The President of the World Bank Group, Dr. Jim Yong Kim, disclosed this at the on-going Annual Meetings in Bali, Indonesia, which is focused on two key development issues, climate change and human capital development.
His words, “Nigeria unfortunately ranks 152nd out of 157 countries in Human Development index,” he said in response to a question on the performance of Nigeria in HDI.
Nigeria, like many other African nations, the World Bank boss said, was in the red zone because the country’s health and education budgets were too low.
His words, “Many African countries are in the red Zone if you see table 2 in the Human Capital Project.
“This is a very loud message to Africa. Africa needs to invest massively in education. The message here is that Heads of State and Ministers of Finance have to take responsibility.
“There is so much waiting for the grants to come. We wait and the activists will help us to tell the donors ‘we need more money, we need more money’. What happens is that in many African countries, if they don’t receive grant, they simply don’t spend on health and education.
“So we hope that this is a loud wake-up call for the African countries and especially, Nigeria.
“We provide quite a bit of support to Nigeria in terms of its health budget. But we feel that the overall spending on health is just too low. Just 0.76 per cent of GDP.
“The education outcomes in Nigeria are very poor and Nigeria is one of the most important countries not only in Africa but the world and we feel that they should go on a different level altogether in terms of their commitment to investment in human capital.”
Kim admitted that the World Bank was wrong in its emphasis on hard infrastructure above human capital investment in the past and that emphasis has now changed to priority in human capital development.
He said, “I think the World Bank has to take responsibility for emphasising hard infrastructure – roads, rails and energy for a very long time.
“That changed 20 years ago but there has been the bias that says, “you know we will invest in hard infrastructure and then when we grow rich then we will have enough money to invest in health and education.
“We are now saying that is a wrong approach. You have got to start investing in your people right now. Of all the reasons, why you need to do that is that the rapid change in technology, in fact all the low-skilled jobs will be eliminated.
“Nobody is quite sure how long that will take but a child born today, in twenty years certainly, many of the low-skilled jobs today will be gone and the requirement for this child to earn income throughout his entire life is simply going to get higher.”

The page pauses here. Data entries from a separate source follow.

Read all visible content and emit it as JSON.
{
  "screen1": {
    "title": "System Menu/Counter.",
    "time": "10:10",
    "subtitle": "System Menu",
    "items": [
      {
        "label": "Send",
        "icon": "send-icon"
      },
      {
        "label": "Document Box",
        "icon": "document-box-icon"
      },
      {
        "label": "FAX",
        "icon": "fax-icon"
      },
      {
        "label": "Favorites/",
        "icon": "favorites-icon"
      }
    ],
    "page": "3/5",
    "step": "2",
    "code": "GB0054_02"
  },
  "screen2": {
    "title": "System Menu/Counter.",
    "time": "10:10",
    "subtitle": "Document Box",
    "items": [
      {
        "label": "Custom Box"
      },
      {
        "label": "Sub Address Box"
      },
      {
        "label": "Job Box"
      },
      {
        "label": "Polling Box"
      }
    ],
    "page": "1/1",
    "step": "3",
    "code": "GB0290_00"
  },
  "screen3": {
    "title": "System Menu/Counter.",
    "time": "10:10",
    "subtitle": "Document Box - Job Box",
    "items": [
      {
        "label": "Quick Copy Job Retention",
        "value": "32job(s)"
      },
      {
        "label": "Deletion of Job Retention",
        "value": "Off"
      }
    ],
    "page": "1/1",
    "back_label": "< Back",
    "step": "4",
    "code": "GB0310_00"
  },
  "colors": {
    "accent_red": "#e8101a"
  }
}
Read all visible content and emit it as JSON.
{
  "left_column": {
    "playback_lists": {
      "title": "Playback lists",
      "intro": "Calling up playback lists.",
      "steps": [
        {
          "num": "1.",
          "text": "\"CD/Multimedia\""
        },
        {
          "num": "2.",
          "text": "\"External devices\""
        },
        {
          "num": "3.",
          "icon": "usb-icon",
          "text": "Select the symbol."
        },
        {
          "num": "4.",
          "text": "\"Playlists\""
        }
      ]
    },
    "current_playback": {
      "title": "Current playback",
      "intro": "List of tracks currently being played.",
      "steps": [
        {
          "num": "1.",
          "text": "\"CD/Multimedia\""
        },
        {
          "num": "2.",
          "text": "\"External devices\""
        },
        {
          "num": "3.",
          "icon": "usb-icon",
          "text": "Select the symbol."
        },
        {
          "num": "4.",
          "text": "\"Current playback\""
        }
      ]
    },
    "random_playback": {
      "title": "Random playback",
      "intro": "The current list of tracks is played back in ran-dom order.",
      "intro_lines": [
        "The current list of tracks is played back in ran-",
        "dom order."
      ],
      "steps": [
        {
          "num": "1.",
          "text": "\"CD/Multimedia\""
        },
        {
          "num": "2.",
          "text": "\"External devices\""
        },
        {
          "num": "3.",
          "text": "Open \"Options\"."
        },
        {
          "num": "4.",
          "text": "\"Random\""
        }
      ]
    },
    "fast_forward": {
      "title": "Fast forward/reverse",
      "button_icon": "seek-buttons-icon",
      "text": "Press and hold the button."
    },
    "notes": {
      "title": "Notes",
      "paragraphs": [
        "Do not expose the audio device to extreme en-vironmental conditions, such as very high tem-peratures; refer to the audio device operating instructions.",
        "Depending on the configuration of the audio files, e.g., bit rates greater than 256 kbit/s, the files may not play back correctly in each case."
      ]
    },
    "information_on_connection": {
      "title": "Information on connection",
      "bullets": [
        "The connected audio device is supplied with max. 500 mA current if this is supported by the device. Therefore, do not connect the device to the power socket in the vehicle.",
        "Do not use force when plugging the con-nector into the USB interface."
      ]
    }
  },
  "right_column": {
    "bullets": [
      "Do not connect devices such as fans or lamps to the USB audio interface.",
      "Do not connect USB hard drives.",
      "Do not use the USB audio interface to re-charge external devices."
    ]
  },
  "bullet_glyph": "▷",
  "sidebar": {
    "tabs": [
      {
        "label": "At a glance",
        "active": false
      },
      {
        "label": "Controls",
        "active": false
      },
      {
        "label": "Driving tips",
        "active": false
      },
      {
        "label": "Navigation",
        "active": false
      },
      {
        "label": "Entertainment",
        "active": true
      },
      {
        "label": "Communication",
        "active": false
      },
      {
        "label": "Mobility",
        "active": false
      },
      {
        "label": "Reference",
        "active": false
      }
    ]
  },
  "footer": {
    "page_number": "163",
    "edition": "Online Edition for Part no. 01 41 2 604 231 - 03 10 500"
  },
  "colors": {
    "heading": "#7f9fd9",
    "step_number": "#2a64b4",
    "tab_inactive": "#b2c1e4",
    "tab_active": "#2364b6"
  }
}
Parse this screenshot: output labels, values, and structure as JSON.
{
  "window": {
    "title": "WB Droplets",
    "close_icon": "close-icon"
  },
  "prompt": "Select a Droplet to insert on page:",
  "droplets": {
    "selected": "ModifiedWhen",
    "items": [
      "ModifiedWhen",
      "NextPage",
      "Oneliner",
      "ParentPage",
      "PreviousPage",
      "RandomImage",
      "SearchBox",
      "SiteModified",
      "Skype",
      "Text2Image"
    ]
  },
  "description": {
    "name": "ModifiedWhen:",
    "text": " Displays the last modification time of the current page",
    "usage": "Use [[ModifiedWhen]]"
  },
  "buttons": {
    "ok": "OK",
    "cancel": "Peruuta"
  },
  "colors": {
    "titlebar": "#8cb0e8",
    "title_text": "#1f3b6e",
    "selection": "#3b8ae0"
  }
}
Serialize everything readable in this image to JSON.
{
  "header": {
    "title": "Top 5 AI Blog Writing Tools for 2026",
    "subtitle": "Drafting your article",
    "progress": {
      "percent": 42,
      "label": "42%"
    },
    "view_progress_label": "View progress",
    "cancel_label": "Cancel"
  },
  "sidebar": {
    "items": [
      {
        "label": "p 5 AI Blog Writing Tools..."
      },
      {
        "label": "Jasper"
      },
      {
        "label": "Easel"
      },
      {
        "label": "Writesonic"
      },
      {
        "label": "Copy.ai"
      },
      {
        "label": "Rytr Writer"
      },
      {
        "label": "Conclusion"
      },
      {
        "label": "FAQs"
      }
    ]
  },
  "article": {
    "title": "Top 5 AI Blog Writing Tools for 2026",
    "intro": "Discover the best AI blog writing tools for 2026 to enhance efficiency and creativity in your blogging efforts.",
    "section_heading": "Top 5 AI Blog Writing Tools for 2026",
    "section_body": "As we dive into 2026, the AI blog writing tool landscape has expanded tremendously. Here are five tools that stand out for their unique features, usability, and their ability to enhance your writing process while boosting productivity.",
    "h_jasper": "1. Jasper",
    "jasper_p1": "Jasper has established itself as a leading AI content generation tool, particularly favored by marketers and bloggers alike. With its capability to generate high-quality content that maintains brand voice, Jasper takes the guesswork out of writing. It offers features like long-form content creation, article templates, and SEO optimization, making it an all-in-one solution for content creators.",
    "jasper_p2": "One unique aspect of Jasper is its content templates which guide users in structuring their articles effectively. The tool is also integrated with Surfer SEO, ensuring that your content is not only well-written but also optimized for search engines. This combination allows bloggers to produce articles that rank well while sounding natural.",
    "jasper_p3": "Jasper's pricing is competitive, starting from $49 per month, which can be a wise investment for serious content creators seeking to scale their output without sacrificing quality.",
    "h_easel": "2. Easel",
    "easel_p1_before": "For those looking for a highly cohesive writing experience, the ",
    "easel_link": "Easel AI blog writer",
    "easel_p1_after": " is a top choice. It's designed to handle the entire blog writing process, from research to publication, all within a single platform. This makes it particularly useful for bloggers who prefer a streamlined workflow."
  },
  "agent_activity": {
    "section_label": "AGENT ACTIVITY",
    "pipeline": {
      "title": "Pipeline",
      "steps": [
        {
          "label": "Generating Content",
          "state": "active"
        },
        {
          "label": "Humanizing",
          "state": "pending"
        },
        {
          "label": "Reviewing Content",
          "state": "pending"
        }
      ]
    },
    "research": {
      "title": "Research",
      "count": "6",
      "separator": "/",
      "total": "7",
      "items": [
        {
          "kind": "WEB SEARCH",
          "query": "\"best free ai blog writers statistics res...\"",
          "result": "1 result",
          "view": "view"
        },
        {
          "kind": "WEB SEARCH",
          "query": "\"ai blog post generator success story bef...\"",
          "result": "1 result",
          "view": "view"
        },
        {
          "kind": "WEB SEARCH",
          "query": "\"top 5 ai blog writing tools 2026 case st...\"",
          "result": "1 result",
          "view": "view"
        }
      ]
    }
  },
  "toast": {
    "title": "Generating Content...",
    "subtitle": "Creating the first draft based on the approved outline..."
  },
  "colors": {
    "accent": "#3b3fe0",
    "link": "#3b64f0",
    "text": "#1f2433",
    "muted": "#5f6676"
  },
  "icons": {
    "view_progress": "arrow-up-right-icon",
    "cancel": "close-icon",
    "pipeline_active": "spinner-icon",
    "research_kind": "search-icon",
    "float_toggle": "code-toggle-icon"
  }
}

Kim commended Indonesia, which he said, has enjoyed strong economic growth and currently making significant advancements in its efforts to end extreme poverty.